Written by: Lillian Clarke
Published: February 19, 2019 by Delacorte (Random House)
Synopsis: For Nari, aka Narioka Diane, aka hacker digital alter ego “d0l0s," it’s college and then a career at “one of the big ones," like Google or Apple. Keagan, her sweet, sensitive boyfriend, is happy to follow her wherever she may lead. Reese is an ace/aro visual artist with plans to travel the world. Santiago is off to Stanford on a diving scholarship, with very real Olympic hopes. And Bellamy? Physics genius Bellamy is admitted to MIT—but the student loan she’d been counting on is denied when it turns out her estranged father—one Robert Foster—is loaded.
Nari isn’t about to let her friend’s dreams be squashed by a deadbeat billionaire, so she hatches a plan to steal just enough from Foster to allow Bellamy to achieve her goals.
I wanted to love this book, I really did. But unfortunately, for me it didn’t quite deliver. It’s not a bad book, it just didn’t impress me in the way I was hoping.
For one thing, I went into this book exciting for a YA heist novel which is something you don’t see very often and I am very interested in reading. And while this book has a heist in it, the actual heist itself was only about 20% of the book and didn’t happen until about 60% of the way into the book. I wanted more from the heist, more about the heist. As the kind of reader who prefers a plot-driven story, I was left kind of disappointed by the fact that this was more of a character-driven story.
I should have realized this was going to be more character-driven when I realized this book have five different perspectives. It’s about a group of five best friends and each of them takes a portion of the story. We get to be in their head, learn about who they are and what makes them tick. They are a diverse group of people who you wouldn’t really expect to be friends but they very obviously care for one another. One of the thing I liked about them is that they felt like teenagers. Their voice felt very young but it realistic. The author succeeded in making them high school students in an effortless way. But I think their “voice” from a narrative standpoint kind of blended together for me. I found myself completely forgetting who the chapter was about and wanted to go back to the start to remind myself of that. It just kind of muddied the narrative for me.
And while this was a short book, I don’t know that I would call it a fast read. I mean, I did read it in just a few days but it also took awhile before I really connected with the story. I read the first half in four days and the second half in a day. The pacing definitely built up to an exciting ending but it had such a slow start. If this was a 400 page novel I think I probably would have DNF’d it because I couldn’t see investing the time. It had a satisfying ending but it took me longer than I would have like to get to what had interested me in the book in the first place.
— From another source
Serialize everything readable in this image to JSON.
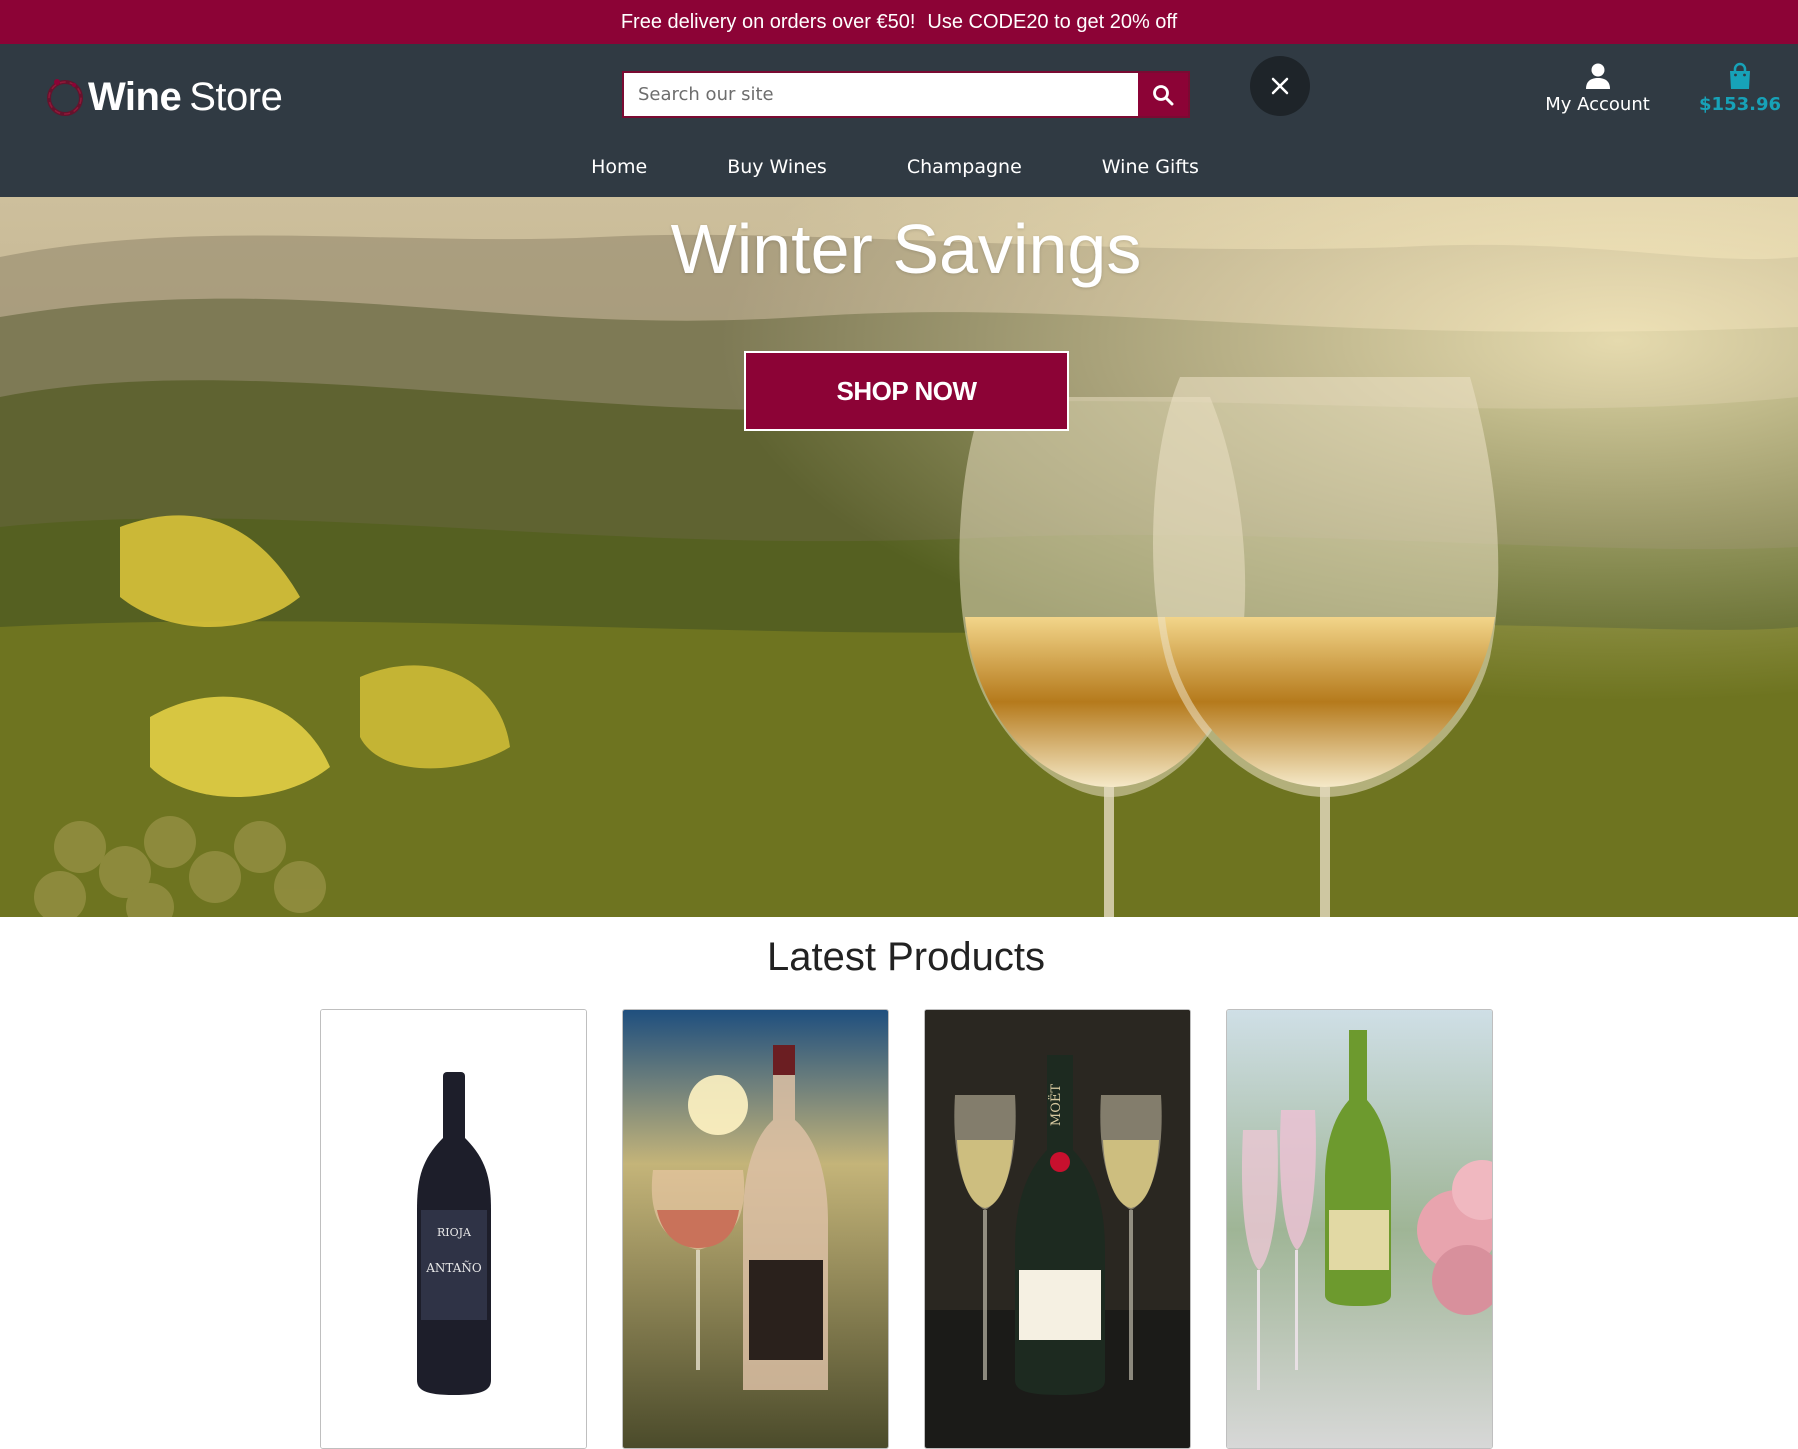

What I want to convey to potential readers is not that this is not a bad book. It’s just a more quiet and character-driven read. It’s about friendship and family, both found and forced. It’s about making certain decisions and then having to live with the consequences. It’s about morally questionable actions for justice and how maybe getting what you wanted isn’t what you needed. It is not, however, a heist novel.
I give Immoral Code by Lillian Clarke 7 out of 10 stars
Have you read Immoral Code? What did you think? Leave me a comment with your thoughts. Thanks for stopping by and HAPPY READING!